ven if people aren’t buying drugs in your outlet, it doesn’t mean they aren’t using them. This means that operators of pubs, bars and restaurants all have to be equally aware of what might be going on in their venues. Like alcohol, when it comes to drugs, they have different effects on different people, so one size doesn’t fit all. Sometimes the signs and symptoms are physical, alternatively they may be behavioural and of course sometimes they can be both.
Physical signs might include very dilated pupils, often referred to as “saucer eyes”. Excessive sniffing, a dripping nose as well as watering or red eyes may also be signs of drug use. When it comes to people’s mannerisms or behaviours you should be mindful of not misinterpreting unusual behaviour as the result of drugs rather than a bit too much alcohol. That said, customers who exhibit extreme behaviours or emotions when in your outlet need to be watched if only for their and your other guest’s welfare.
Not on my watch
It may seem obvious but the cleaner your venue is the less likely it is to attract either drug dealers or indeed drug users. And this isn’t just about at the beginning or end of service, I also mean during. Outlets who operate frequent glass collections as well as wiping clean and checking in on tables not only provide great customer service, they also create frequent opportunities for your team to know what is happening in your venue. These simple acts in themselves will make any venue less attractive as a place for dealers to frequent. The use of CCTV both inside and outside is also an effective deterrent especially if your clientele know it is regularly monitored by staff. Where CCTV can’t be used, such as in the toilets, make sure that they receive regular checks. Encourage your teams to report any suspicions they may have which may suggest drug misuse in your outlet, even if it appears to be an isolated incident. Failure to take decisive action may encourage further and more frequent drug use at a later date.
Not about the high ground
Talking to different operators particularly across the generations it is fair to say that individuals’ attitudes to using drugs varies quite a lot. And while that might be fine from an intellectual point of view there is a reality which can’t be ignored. And the law is very clear about it.
Whilst operators can never ensure that no drug users or dealers ever come onto their premises, it is the responsibility of the licence holder and Designated Premises Supervisor (DPS) to make sure that they rigorously attempt to deter drug use and supply. If not, it may result in a review of the licence under the Licensing Act 2003 (section 51). Possible sanctions may include tough operating conditions or a removal of a license altogether. Furthermore, under the 1971 Misuse of Drugs Act the courts can impose heavy penalties on anyone who permits drug-related activities on their premises. This may also lead to a forfeiture of an individual’s personal licence.

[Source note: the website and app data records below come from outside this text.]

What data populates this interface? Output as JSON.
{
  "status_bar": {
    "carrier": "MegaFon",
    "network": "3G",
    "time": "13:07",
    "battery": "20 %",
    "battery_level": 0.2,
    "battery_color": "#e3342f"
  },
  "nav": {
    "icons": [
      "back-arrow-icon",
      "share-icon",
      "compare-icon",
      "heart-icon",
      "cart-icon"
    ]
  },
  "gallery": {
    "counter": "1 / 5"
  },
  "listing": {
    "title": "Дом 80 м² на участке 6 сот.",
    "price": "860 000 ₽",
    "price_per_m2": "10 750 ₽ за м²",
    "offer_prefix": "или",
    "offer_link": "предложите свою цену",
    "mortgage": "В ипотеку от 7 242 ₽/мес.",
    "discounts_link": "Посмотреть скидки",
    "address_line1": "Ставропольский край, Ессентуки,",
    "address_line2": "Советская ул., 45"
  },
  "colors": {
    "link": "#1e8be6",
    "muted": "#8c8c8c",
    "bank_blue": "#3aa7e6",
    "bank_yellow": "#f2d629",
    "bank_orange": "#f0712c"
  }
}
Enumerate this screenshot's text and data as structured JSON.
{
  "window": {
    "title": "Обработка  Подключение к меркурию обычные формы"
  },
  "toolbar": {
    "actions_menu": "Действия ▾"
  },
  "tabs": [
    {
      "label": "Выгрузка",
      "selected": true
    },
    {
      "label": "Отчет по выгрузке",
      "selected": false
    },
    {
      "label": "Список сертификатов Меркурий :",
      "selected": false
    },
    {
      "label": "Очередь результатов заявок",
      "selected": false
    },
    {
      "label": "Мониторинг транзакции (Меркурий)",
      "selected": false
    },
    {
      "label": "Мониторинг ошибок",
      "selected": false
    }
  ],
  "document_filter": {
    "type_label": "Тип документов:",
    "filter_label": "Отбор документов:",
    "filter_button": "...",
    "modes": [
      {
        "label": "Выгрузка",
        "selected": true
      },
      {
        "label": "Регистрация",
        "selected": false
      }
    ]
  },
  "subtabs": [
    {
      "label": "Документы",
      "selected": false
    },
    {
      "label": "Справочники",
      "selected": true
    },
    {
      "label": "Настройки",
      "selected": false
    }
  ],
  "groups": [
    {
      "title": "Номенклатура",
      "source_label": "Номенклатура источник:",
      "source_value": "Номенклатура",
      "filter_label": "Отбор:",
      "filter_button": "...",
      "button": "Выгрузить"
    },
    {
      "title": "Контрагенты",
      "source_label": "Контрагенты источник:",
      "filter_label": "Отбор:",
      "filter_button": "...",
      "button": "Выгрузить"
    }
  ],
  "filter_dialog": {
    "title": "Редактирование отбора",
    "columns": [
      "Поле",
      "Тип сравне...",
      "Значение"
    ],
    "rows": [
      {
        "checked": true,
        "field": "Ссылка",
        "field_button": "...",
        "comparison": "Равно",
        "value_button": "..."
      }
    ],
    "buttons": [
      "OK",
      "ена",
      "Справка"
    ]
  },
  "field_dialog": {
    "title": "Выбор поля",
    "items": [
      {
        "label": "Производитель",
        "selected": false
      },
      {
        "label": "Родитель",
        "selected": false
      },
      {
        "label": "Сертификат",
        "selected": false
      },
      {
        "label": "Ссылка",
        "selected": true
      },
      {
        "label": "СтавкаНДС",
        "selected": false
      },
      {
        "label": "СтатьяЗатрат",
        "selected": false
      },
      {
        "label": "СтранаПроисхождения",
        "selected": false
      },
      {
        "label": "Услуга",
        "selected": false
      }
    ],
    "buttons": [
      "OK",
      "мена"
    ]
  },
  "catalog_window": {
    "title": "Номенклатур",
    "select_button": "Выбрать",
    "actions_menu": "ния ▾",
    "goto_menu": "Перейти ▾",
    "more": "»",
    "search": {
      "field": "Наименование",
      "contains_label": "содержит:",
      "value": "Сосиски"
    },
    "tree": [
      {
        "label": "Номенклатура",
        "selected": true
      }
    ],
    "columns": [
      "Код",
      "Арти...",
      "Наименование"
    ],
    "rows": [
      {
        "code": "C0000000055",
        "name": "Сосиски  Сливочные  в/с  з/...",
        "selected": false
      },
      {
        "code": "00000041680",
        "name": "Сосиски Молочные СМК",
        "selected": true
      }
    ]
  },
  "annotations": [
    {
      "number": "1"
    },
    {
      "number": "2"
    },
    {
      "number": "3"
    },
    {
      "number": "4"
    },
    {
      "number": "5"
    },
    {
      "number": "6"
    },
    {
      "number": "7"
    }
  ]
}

As well as the risk of fines, there is also the risk of your outlet’s reputation. Regardless of customers own attitudes towards drugs they will quickly vote with their feet if they think an outlet is turning a blind eye to drug-related activities.